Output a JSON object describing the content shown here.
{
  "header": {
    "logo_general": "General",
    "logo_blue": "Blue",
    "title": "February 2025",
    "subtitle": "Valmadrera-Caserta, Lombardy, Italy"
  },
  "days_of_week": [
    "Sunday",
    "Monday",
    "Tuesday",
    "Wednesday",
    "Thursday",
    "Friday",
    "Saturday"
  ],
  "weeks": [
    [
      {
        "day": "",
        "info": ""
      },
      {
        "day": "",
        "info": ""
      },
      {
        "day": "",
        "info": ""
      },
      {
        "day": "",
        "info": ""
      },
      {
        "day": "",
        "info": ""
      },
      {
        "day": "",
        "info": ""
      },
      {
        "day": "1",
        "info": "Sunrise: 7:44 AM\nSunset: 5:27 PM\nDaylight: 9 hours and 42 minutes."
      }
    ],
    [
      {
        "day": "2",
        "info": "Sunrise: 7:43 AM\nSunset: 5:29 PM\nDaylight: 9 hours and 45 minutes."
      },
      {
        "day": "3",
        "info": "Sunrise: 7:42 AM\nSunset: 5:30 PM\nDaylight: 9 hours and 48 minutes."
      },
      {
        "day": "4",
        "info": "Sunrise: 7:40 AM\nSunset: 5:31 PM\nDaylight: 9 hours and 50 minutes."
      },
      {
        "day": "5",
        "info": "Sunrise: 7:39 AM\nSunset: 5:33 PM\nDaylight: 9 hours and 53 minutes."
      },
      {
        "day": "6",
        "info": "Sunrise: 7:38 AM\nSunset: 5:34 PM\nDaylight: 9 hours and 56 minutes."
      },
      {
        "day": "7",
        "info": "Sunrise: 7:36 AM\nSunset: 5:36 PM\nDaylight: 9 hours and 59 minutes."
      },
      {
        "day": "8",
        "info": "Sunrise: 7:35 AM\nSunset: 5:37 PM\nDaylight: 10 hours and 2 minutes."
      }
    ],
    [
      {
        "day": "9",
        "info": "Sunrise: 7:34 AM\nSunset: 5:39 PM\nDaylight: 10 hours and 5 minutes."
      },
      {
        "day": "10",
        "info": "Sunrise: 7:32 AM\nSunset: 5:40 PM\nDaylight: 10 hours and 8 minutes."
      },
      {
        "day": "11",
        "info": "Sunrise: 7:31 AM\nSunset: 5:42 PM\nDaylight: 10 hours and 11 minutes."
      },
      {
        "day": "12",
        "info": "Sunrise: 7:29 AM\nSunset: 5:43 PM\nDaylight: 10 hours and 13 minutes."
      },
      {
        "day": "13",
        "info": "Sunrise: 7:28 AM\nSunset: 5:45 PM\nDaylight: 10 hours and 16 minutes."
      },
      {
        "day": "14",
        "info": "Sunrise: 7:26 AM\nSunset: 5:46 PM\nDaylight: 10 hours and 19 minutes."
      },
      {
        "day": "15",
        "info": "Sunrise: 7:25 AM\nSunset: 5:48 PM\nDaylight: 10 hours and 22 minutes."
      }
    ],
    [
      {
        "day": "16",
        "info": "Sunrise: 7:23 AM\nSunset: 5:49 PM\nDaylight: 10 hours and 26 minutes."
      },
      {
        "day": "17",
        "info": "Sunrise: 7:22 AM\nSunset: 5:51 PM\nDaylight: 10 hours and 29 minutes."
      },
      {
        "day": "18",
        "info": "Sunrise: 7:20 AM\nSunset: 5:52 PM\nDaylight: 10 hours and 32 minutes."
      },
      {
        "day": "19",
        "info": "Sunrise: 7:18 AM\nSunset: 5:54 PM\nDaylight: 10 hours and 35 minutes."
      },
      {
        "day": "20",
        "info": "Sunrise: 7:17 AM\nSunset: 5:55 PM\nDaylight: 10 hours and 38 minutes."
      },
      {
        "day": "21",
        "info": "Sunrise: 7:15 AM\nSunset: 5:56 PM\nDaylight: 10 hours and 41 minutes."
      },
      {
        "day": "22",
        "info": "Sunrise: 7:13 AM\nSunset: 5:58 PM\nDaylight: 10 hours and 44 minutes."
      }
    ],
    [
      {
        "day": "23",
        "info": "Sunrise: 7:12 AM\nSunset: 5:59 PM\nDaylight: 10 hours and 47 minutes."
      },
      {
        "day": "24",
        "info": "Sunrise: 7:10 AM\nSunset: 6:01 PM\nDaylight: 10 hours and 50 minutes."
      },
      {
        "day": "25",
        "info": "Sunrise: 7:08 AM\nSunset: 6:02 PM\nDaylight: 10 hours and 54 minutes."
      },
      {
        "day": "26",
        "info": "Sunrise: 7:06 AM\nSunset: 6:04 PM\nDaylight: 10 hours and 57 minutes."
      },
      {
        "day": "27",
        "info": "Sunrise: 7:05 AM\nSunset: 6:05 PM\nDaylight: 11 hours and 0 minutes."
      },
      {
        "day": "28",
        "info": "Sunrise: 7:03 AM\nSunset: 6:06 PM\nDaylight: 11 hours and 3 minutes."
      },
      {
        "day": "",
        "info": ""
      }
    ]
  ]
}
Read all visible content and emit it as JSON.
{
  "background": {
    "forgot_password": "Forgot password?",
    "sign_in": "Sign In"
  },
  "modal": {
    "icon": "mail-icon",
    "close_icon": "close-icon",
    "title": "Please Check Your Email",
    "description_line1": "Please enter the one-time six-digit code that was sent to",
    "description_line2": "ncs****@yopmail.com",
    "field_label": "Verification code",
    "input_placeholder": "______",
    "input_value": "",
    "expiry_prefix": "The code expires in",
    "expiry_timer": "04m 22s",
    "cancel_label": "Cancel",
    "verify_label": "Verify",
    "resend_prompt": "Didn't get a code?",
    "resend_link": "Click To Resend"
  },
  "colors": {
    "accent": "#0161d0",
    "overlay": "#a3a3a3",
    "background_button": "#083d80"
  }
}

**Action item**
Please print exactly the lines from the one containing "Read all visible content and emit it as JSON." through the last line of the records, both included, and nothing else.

**Reply to the exercise**
Read all visible content and emit it as JSON.
{
  "background": {
    "forgot_password": "Forgot password?",
    "sign_in": "Sign In"
  },
  "modal": {
    "icon": "mail-icon",
    "close_icon": "close-icon",
    "title": "Please Check Your Email",
    "description_line1": "Please enter the one-time six-digit code that was sent to",
    "description_line2": "ncs****@yopmail.com",
    "field_label": "Verification code",
    "input_placeholder": "______",
    "input_value": "",
    "expiry_prefix": "The code expires in",
    "expiry_timer": "04m 22s",
    "cancel_label": "Cancel",
    "verify_label": "Verify",
    "resend_prompt": "Didn't get a code?",
    "resend_link": "Click To Resend"
  },
  "colors": {
    "accent": "#0161d0",
    "overlay": "#a3a3a3",
    "background_button": "#083d80"
  }
}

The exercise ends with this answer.